Friday, 3 August 2012

Queen Anne, Copyright and Illegal Numbers

I have spent a lot of time as a web scientist and open access advocate considering the role of copyright in the web, where by "considering" I mean "banging my head against a wall" and by "role" I mean "trump card for the intellectually bankrupt but politically powerful".

Three hundred years ago, the English crown invented a new kind of property which it declared to exist in the written expression of ideas, and which it granted directly to the individuals who created those written texts. Copyright declares that anyone who creates a new piece of written text becomes the only person who has the right to make a copy of that text. Publishing a text or CD used to require that the creator made (printed or burned) as many copies as were necessary and readers simply acquired a pre-copied item. In the Web, the creator makes available a single item (on their web server's disk) and then to read the page the readers have to make their own copies using their own computers' browsers.

The Web has created a new kind of user experience and raised all kinds of expectations that are not compatible with the idea of copyright; different people would like to reconcile these differences by either changing the Web or changing the notion of copyright.

Copyright controls the expression of ideas; it stops one person stealing and using using another person's work, but not stopping them using their ideas. However, now these ideas are expressed digitally, there is more at stake than a piece of text.

Copyright doesn't just apply to novels or articles; it has been argued that it applies to very much shorter forms of communication such as emails and tweets. All of these things are stored as documents or files on a computer; they are sequences of bytes that have to be interpreted according to some coding scheme (e.g. ASCII, Unicode, plain text, HTML or Word). 

Imagine the tweet "I am a pink hotdog". It is brief, but as far as Google is concerned it is original and has never been written before in any other document, and asserting my own copyright would seem to be justified. When I save it in a file on disk, I can use the od command to either show it as a string of characters, or a very long number (in hexadecimal format). I can then translate that hexadecimal number into a more usual decimal format.

textI   a m   a   p i n k   h o t d o g

As far as the computer is concerned, the very long number and the stream of characters are equivalent data. If the law says that no-one else is allowed to reproduce these characters, it is the same as saying that no-one else is allowed to reproduce this number. If these words are not allowed to be stored in a computer system as a document, then this number is not allowed to be stored in a computer system as the output of a calculation. In other words, copyright not only assigns property in the expression of ideas, it also assigns property in the use of numbers. Effectively, once you write down an (admittedly large) number, it becomes illegal for anyone else to use it until 70 years after you die.
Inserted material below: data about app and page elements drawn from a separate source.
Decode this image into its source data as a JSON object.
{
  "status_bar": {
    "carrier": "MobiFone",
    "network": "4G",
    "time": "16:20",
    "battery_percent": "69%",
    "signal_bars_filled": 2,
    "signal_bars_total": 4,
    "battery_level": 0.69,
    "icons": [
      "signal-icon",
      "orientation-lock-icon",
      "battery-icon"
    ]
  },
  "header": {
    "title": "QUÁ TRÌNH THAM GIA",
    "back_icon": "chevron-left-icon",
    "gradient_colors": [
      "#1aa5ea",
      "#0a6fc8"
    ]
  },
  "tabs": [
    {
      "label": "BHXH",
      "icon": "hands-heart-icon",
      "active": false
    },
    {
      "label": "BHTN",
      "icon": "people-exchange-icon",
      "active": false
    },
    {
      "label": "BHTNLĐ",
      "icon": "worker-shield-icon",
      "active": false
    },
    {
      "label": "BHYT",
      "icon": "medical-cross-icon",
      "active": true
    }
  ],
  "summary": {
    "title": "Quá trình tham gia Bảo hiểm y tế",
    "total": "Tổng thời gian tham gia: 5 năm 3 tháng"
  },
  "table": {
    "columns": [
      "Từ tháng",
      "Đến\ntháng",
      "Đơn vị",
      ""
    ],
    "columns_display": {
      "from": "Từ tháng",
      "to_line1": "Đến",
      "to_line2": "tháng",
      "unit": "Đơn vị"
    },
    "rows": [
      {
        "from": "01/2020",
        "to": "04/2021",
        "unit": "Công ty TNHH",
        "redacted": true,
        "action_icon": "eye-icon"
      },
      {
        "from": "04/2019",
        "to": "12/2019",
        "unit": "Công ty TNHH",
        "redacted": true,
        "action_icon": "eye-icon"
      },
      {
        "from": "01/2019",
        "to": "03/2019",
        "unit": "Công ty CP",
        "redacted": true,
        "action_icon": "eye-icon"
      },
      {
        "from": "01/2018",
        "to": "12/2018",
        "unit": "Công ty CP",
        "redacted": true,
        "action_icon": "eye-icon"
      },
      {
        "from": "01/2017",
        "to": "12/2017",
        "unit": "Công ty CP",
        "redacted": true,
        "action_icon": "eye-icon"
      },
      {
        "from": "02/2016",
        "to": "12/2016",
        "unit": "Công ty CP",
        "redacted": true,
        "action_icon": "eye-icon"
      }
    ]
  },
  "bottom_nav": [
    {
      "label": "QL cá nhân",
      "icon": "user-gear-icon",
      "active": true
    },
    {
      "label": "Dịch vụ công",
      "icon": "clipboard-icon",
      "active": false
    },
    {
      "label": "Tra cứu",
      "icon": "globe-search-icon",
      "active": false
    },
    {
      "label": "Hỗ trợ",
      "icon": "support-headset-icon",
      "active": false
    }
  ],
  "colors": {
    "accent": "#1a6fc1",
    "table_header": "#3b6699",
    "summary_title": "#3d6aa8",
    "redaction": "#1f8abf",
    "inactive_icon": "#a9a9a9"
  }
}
I doubt that Queen Anne foresaw this outcome when she created legislation "for the encouragement of learning". I'll leave it as an exercise for my students to work out how many illegal numbers there are, and how much of which range of numbers they infest. See Wikipedia for other examples of illegal numbers.